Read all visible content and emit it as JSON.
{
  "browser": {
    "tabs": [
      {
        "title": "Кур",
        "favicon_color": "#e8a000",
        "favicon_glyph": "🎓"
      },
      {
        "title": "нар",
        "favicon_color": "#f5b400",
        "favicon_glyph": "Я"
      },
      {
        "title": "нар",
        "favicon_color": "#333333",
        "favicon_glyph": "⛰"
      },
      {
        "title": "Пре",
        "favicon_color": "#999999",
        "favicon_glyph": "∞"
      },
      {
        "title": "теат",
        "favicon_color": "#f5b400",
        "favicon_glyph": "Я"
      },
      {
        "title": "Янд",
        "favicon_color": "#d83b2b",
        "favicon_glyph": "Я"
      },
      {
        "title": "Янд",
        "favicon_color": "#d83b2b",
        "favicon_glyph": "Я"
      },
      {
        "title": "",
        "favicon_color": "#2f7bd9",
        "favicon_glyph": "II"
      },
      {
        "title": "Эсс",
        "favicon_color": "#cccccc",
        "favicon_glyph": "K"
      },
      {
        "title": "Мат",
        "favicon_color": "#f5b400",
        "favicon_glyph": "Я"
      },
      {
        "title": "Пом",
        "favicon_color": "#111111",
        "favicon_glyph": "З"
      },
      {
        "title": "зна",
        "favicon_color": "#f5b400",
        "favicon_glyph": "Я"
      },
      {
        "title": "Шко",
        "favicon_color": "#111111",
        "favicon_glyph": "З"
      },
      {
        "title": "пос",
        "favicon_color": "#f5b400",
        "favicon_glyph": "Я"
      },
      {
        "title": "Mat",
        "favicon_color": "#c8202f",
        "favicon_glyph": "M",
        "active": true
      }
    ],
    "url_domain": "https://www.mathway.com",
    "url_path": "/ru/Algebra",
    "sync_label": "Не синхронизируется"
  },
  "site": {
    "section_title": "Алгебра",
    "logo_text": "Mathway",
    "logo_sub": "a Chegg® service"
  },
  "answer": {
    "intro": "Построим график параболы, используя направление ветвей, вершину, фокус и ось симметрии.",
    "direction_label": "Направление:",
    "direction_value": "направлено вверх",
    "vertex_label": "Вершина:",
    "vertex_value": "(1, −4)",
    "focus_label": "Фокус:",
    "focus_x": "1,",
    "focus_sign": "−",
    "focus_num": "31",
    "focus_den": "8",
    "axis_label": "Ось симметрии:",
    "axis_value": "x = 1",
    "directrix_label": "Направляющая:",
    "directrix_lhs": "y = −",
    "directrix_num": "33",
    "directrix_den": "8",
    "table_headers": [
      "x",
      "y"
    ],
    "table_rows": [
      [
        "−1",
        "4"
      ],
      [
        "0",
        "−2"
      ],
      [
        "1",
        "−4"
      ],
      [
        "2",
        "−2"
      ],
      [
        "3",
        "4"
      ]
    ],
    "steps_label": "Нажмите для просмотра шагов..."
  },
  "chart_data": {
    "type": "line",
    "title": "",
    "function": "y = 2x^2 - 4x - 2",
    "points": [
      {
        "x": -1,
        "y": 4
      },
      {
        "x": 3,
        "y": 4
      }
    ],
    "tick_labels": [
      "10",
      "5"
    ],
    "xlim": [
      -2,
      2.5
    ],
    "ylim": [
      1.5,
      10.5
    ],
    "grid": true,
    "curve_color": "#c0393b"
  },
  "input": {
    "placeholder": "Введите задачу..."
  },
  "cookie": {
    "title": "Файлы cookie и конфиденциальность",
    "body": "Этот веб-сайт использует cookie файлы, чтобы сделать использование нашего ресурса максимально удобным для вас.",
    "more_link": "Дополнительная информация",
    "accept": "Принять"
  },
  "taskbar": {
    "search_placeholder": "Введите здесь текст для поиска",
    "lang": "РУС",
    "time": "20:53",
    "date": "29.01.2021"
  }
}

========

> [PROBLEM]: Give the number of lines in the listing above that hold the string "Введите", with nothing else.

> [RESPONSE TO THIS EXERCISE]: 2